U.S. Senate Majority Leader Bill Frist last night (Friday) carried out his promise to attach his anti-online gambling measure to any "must pass" legislation available, regardless of relevancy.
After having earlier attempts to attach the measure to defense bills
rebuffed, the Senator focused on the Port Security Bill and through
some adroit political maneuvering and negotiation managed to attach
a compromise measure and thus include it in voting by the House. The
compromise measure focused mainly on hampering online gambling financial
channels, and dropped amendments to the Wire Act 1961 itself.
Proceedings went on into the early hours of this (Saturday) morning, ending when the vote went overwhelmingly in favor of the Port Security Bill, which carried the compromise internet gaming measure through on its skirts despite reservations by several politicians.
The Port Security Bill and its attachments will now go forward to a voice vote in the Senate, after which bureaucratic process and the President's signature are believed to be the only delays in bringing it to law.
Share prices fell and online gambling companies were considering their continued presence in the US market today (Monday) as the impact of the approval of a U.S. bill curbing online gambling financial channels was felt.
Shares of Gibraltar-based PartyGaming, the world's largest publicly
traded online gaming company, slid 65 pence, or 61 percent, to 42
pence at 8:27 a.m. in London. 888, the world's largest online casino,
slid 70.5 pence, or 48 percent, to 76 pence. The company said about
half of its revenue is made in the U.S.
Sportingbet tumbled 69 percent to 58 pence. The company said the U.S. rules prompted it to abandon talks to buy World Gaming Plc, whose shares slid 76 percent as a consequence.
Empire Online Ltd., whose online gambling brands include Club Dice, fell 17 pence, or 25 percent, to 50 pence.

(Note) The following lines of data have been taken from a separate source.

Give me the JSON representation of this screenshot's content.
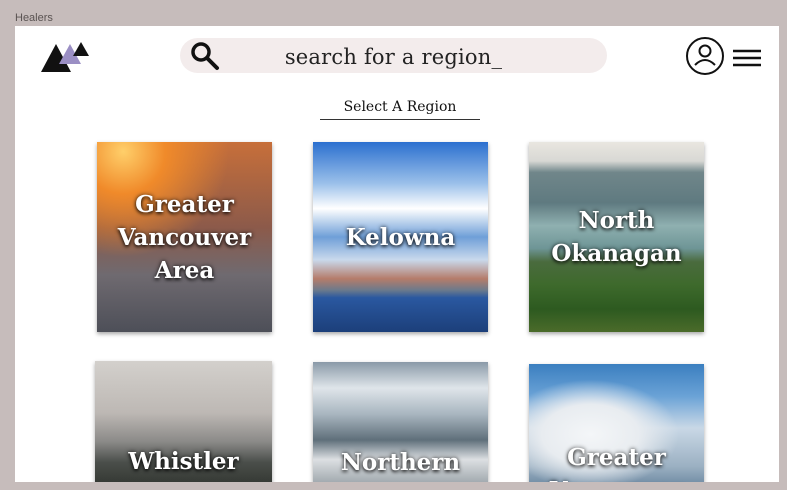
{
  "frame": {
    "label": "Healers"
  },
  "header": {
    "search_placeholder": "search for a region_"
  },
  "section": {
    "title": "Select A Region"
  },
  "regions": [
    {
      "label": "Greater Vancouver Area"
    },
    {
      "label": "Kelowna"
    },
    {
      "label": "North Okanagan"
    },
    {
      "label": "Whistler"
    },
    {
      "label": "Northern"
    },
    {
      "label": "Greater Vancouver"
    }
  ],
  "colors": {
    "background": "#c6bcbb",
    "artboard": "#ffffff",
    "search_field": "#f3ecec",
    "logo_dark": "#111111",
    "logo_accent": "#9b8fc4"
  },
  "icons": [
    "logo-mountains-icon",
    "search-icon",
    "user-avatar-icon",
    "hamburger-menu-icon"
  ]
}
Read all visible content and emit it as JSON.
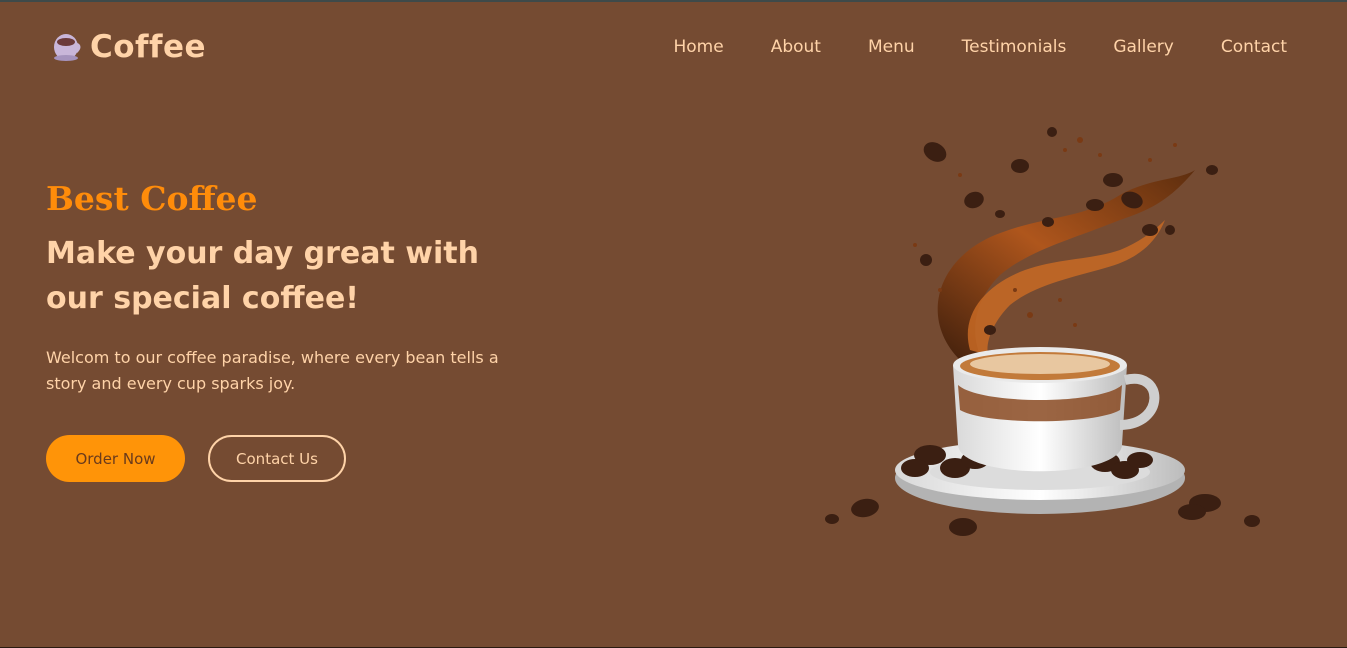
{
  "brand": {
    "name": "Coffee",
    "icon": "coffee-cup-icon"
  },
  "nav": {
    "items": [
      {
        "label": "Home"
      },
      {
        "label": "About"
      },
      {
        "label": "Menu"
      },
      {
        "label": "Testimonials"
      },
      {
        "label": "Gallery"
      },
      {
        "label": "Contact"
      }
    ]
  },
  "hero": {
    "kicker": "Best Coffee",
    "headline": "Make your day great with our special coffee!",
    "description": "Welcom to our coffee paradise, where every bean tells a story and every cup sparks joy.",
    "primary_button": "Order Now",
    "secondary_button": "Contact Us",
    "image": "coffee-splash-cup-illustration"
  },
  "colors": {
    "background": "#754b32",
    "accent": "#ff9408",
    "text": "#ffd3a8"
  }
}
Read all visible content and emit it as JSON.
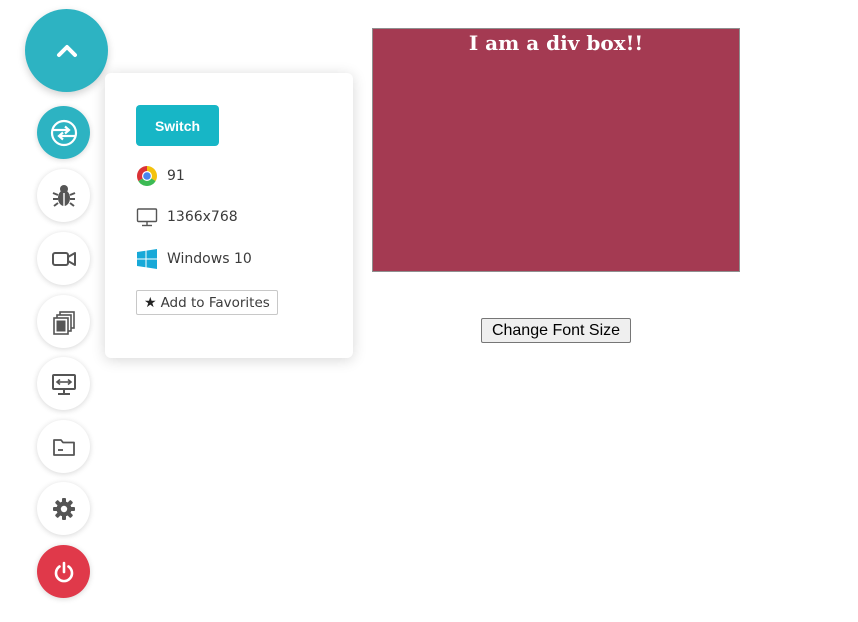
{
  "toolbar": {
    "collapse_icon": "chevron-up-icon",
    "items": [
      {
        "name": "switch-browser",
        "icon": "switch-icon",
        "active": true
      },
      {
        "name": "bug-report",
        "icon": "bug-icon"
      },
      {
        "name": "video-recording",
        "icon": "video-camera-icon"
      },
      {
        "name": "screenshot",
        "icon": "gallery-icon"
      },
      {
        "name": "screen-resolution",
        "icon": "monitor-icon"
      },
      {
        "name": "file-manager",
        "icon": "folder-icon"
      },
      {
        "name": "settings",
        "icon": "gear-icon"
      },
      {
        "name": "end-session",
        "icon": "power-icon",
        "color": "#e0394a"
      }
    ],
    "accent_color": "#2db3c2"
  },
  "panel": {
    "switch_label": "Switch",
    "browser_version": "91",
    "resolution": "1366x768",
    "os": "Windows 10",
    "favorites_label": "Add to Favorites"
  },
  "content": {
    "div_box_text": "I am a div box!!",
    "div_box_color": "#a43a52",
    "change_font_button": "Change Font Size"
  }
}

NETeller Plc, a U.K. provider of money transfers for Internet gaming companies, fell 215 pence, or 61 percent, to 140 pence.
888 Holdings has confirmed that its board of directors has decided to suspend participation by US based customers in activities covered by the new US legislation. One of the most respected and pioneer online gambling software providers, Cryptologic also announced that it will no longer accept business from United States residents.
In an interview with Bloomberg News, Mitch Garber, chief executive officer of PartyGaming considered the implications of the U.S. funding ban on online gambling.
"This development is a significant setback for our company, our shareholders, our players and our industry," he said. "While US horse-race betting, state lotteries, fantasy contests and certain other online gaming activities have been exclusively protected under the new law, we are disappointed that the popularity and skill of poker in particular have not also been specifically protected."
The Unlawful Internet Gambling Enforcement Act throws up a financial barrier around the US to stop Americans from gambling online and was added to unrelated legislation for US port security for an unexpected successful passage.
Other online gaming companies also issued statements in the light of the weekend's events. Empire Online said it had immediately begun a review of the likely impact on its current business activities. "Presently it is difficult to assess the exact effect of this legislation, which could have a material impact on future earnings."
Officials from PokerStars have told industry media the major Israeli-owned online poker company is considering the suspension of its activities in the US market, although no decision has yet been made.
Bodog.com CEO Calvin Ayre issued a statement to Gambling911.com late Sunday night: "Bodog is a broad based digital entertainment company that has long ago ceased to be dependent on any one revenue channel. Bodog will continue to monitor things as they unfold but is not expected to make any changes until our study is completed."